There are sound justifications for this view. Officials can misuse even the most benign regulation of political expression to harass those who oppose them. Thus, in libel cases, the Court has recognized that, although false speech is not per se protected by the First Amendment, the potential for abuse of defamation suits by government officials necessitates that much false expression be immune from punishment. See New York Times Co. v. Sullivan, supra. Similarly, under the FECA, any office-holder can file a complaint with the FEC alleging that the Act's requirements have not been met. See 2 U.S.C. § 437g. The Commission can then seek to enjoin further violations or to impose civil penalties for the greater of $5000 or the amount of the contested expenditure. Id.
If speakers are not granted wide latitude to disseminate information without government interference, they will "steer far wider of the unlawful zone." Speiser v. Randall, 357 U.S. 513, 526, 78 S. Ct. 1332, 1342, 2 L. Ed. 2d 1460 (1958), thereby depriving citizens of valuable opinions and information. This danger is especially acute when an official agency of government has been created to scrutinize the content of political expression, for such bureaucracies feed upon speech and almost ineluctably come to view unrestrained expression as a potential "evil" to be tamed, muzzled or sterilized. United States v. National Committee for Impeachment, 469 F.2d 1135, 1142 (2d Cir. 1972). Accordingly, it is not completely surprising that the FEC should view the content of defendants' leaflet in a substantially different light than the members of this court.
The possible inevitability of this institutional tendency, however, renders this abuse of power no less disturbing to those who cherish the First Amendment and the unfettered political process it guarantees. Buckley v. Valeo, supra, imposed upon the FEC the weighty, if not impossible, obligation to exercise its powers in a manner harmonious with a system of free expression.
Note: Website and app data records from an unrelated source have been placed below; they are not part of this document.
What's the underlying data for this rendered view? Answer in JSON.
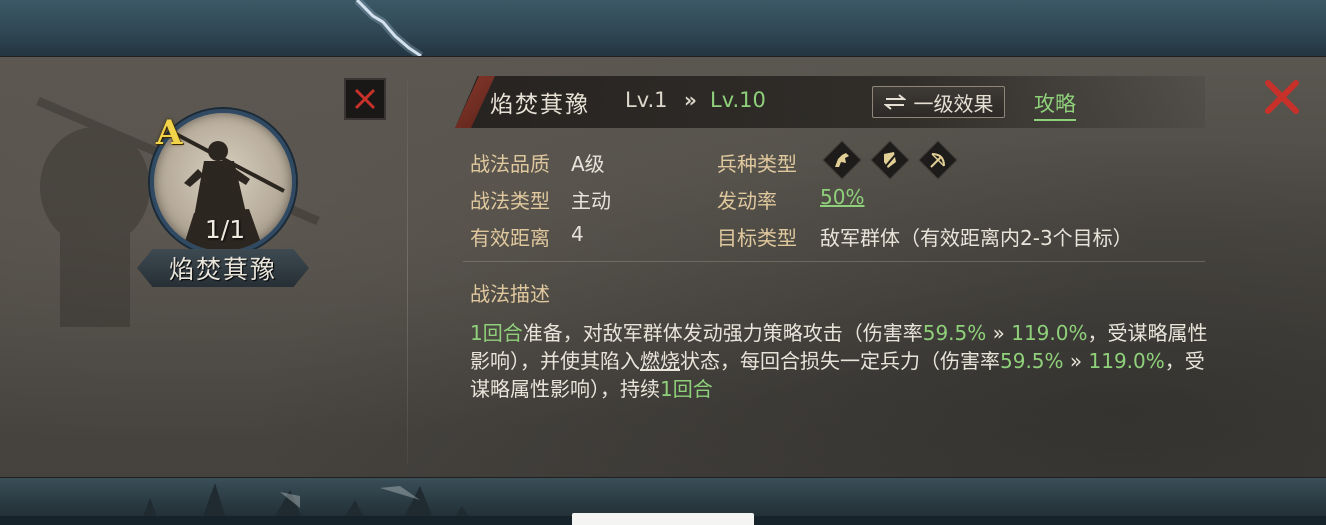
{
  "skill": {
    "name": "焰焚萁豫",
    "grade_letter": "A",
    "count": "1/1"
  },
  "header": {
    "title": "焰焚萁豫",
    "level_from": "Lv.1",
    "level_arrow": "»",
    "level_to": "Lv.10",
    "effect_button_icon": "swap-arrows-icon",
    "effect_button_label": "一级效果",
    "guide_link": "攻略"
  },
  "info": {
    "quality_label": "战法品质",
    "quality_value": "A级",
    "type_label": "战法类型",
    "type_value": "主动",
    "range_label": "有效距离",
    "range_value": "4",
    "troop_label": "兵种类型",
    "troop_icons": [
      "cavalry-icon",
      "shield-icon",
      "bow-icon"
    ],
    "rate_label": "发动率",
    "rate_value": "50%",
    "target_label": "目标类型",
    "target_value": "敌军群体（有效距离内2-3个目标）"
  },
  "description": {
    "title": "战法描述",
    "parts": [
      {
        "text": "1回合",
        "style": "g"
      },
      {
        "text": "准备，对敌军群体发动强力策略攻击（伤害率",
        "style": ""
      },
      {
        "text": "59.5%",
        "style": "g"
      },
      {
        "text": " » ",
        "style": ""
      },
      {
        "text": "119.0%",
        "style": "g"
      },
      {
        "text": "，受谋略属性影响），并使其陷入",
        "style": ""
      },
      {
        "text": "燃烧",
        "style": "u"
      },
      {
        "text": "状态，每回合损失一定兵力（伤害率",
        "style": ""
      },
      {
        "text": "59.5%",
        "style": "g"
      },
      {
        "text": " » ",
        "style": ""
      },
      {
        "text": "119.0%",
        "style": "g"
      },
      {
        "text": "，受谋略属性影响），持续",
        "style": ""
      },
      {
        "text": "1回合",
        "style": "g"
      }
    ]
  },
  "colors": {
    "accent_green": "#8fd17a",
    "label_gold": "#e0c89e",
    "close_red": "#c8302a",
    "grade_yellow": "#f2d34a"
  }
}
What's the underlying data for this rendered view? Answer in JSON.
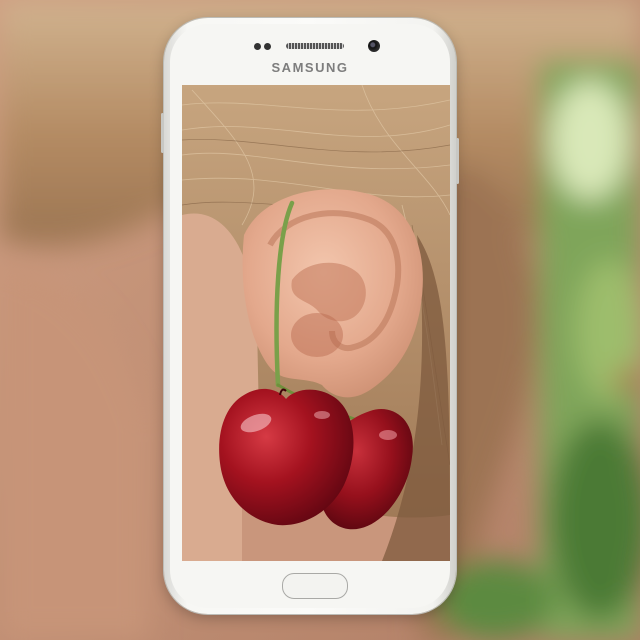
{
  "image": {
    "subject": "cherry-earring-on-ear",
    "device_brand": "SAMSUNG",
    "colors": {
      "hair": "#b8926c",
      "skin": "#d9a98e",
      "cherry": "#8e0f1a",
      "foliage": "#6f9a45",
      "phone_body": "#f6f6f3"
    }
  }
}
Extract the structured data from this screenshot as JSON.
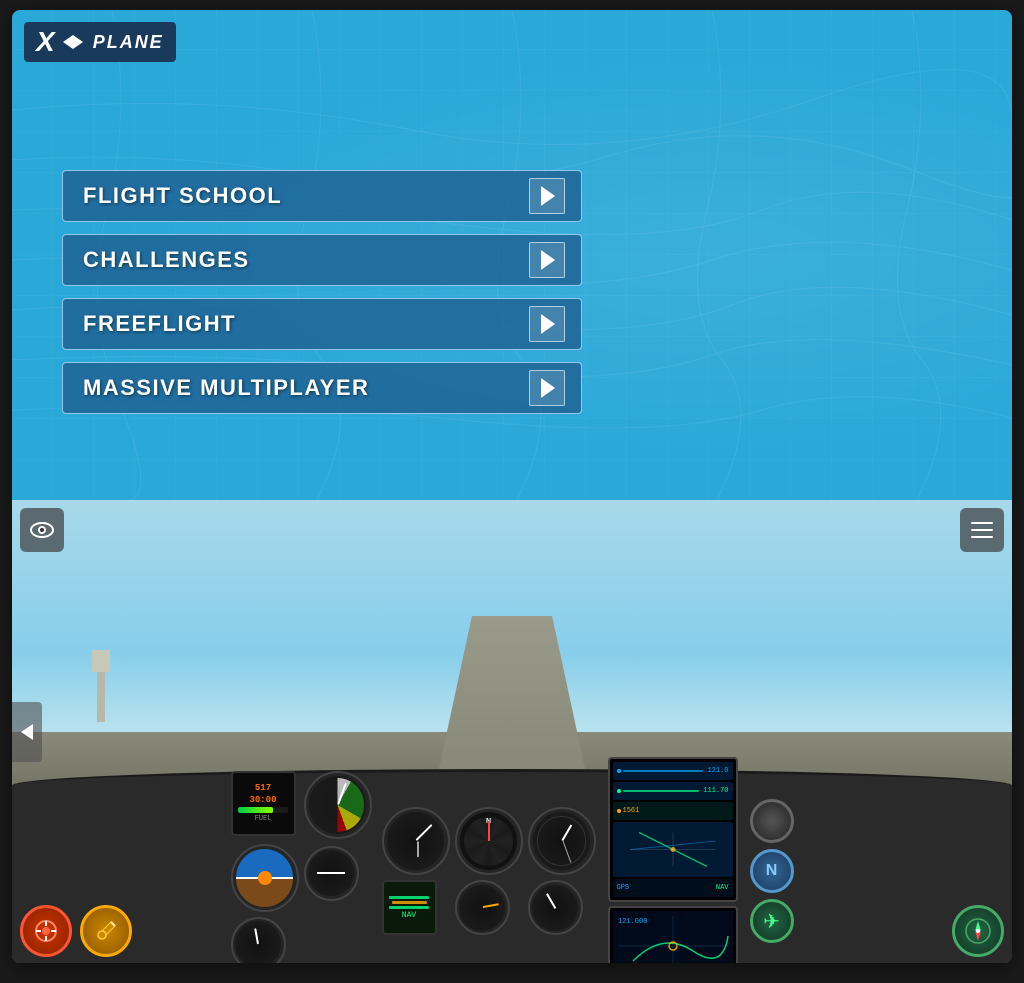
{
  "app": {
    "title": "X-Plane"
  },
  "logo": {
    "x": "X",
    "plane": "PLANE"
  },
  "menu": {
    "buttons": [
      {
        "id": "flight-school",
        "label": "FLIGHT SCHOOL"
      },
      {
        "id": "challenges",
        "label": "CHALLENGES"
      },
      {
        "id": "freeflight",
        "label": "FREEFLIGHT"
      },
      {
        "id": "massive-multiplayer",
        "label": "MASSIVE MULTIPLAYER"
      }
    ]
  },
  "cockpit": {
    "eye_label": "👁",
    "menu_label": "≡",
    "arrow_label": "❮",
    "autopilot_label": "⚙",
    "settings_label": "🔧"
  },
  "gps_rows": [
    {
      "color": "#00aaff",
      "label": "121.000"
    },
    {
      "color": "#00ff88",
      "label": "111.70"
    },
    {
      "color": "#ffaa00",
      "label": "1561"
    },
    {
      "color": "#00aaff",
      "label": "NAV"
    },
    {
      "color": "#00ff88",
      "label": "GPS"
    }
  ]
}
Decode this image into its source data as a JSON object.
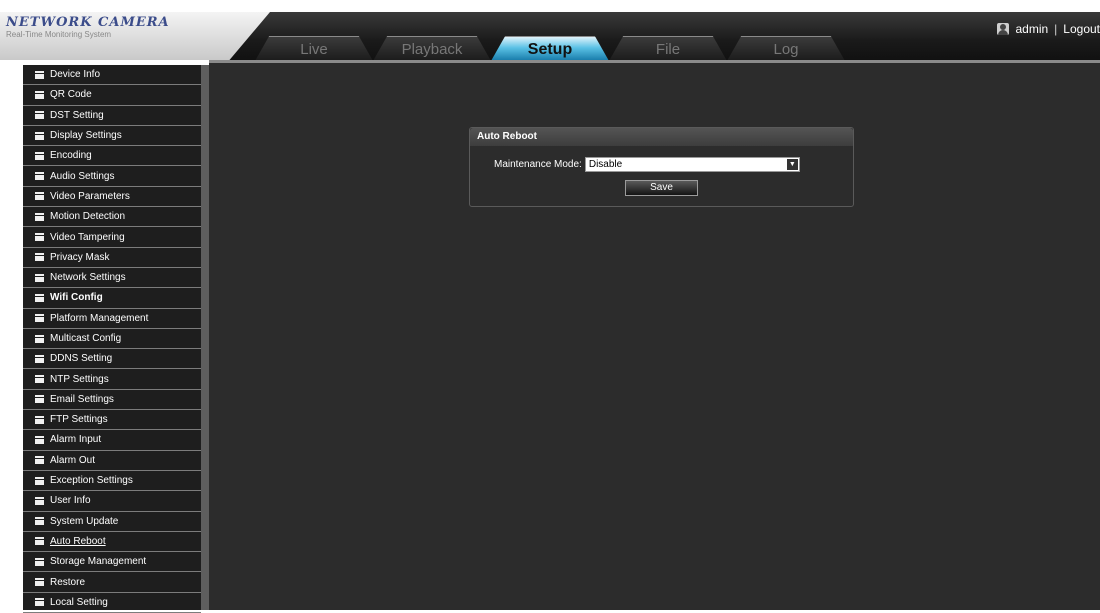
{
  "app": {
    "title": "NETWORK CAMERA",
    "subtitle": "Real-Time Monitoring System"
  },
  "tabs": [
    {
      "label": "Live",
      "active": false
    },
    {
      "label": "Playback",
      "active": false
    },
    {
      "label": "Setup",
      "active": true
    },
    {
      "label": "File",
      "active": false
    },
    {
      "label": "Log",
      "active": false
    }
  ],
  "user": {
    "name": "admin",
    "separator": "|",
    "logout": "Logout"
  },
  "sidebar": {
    "items": [
      {
        "label": "Device Info"
      },
      {
        "label": "QR Code"
      },
      {
        "label": "DST Setting"
      },
      {
        "label": "Display Settings"
      },
      {
        "label": "Encoding"
      },
      {
        "label": "Audio Settings"
      },
      {
        "label": "Video Parameters"
      },
      {
        "label": "Motion Detection"
      },
      {
        "label": "Video Tampering"
      },
      {
        "label": "Privacy Mask"
      },
      {
        "label": "Network Settings"
      },
      {
        "label": "Wifi Config"
      },
      {
        "label": "Platform Management"
      },
      {
        "label": "Multicast Config"
      },
      {
        "label": "DDNS Setting"
      },
      {
        "label": "NTP Settings"
      },
      {
        "label": "Email Settings"
      },
      {
        "label": "FTP Settings"
      },
      {
        "label": "Alarm Input"
      },
      {
        "label": "Alarm Out"
      },
      {
        "label": "Exception Settings"
      },
      {
        "label": "User Info"
      },
      {
        "label": "System Update"
      },
      {
        "label": "Auto Reboot"
      },
      {
        "label": "Storage Management"
      },
      {
        "label": "Restore"
      },
      {
        "label": "Local Setting"
      }
    ],
    "selected": "Auto Reboot"
  },
  "panel": {
    "title": "Auto Reboot",
    "maintenance_label": "Maintenance Mode:",
    "maintenance_value": "Disable",
    "save_label": "Save"
  },
  "colors": {
    "accent_tab": "#5ac1e5",
    "background": "#2c2c2c",
    "sidebar": "#1e1e1e"
  }
}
Our decision today should stand as an admonition to the Commission that, at least in this case, it has failed abysmally to meet this awesome responsibility.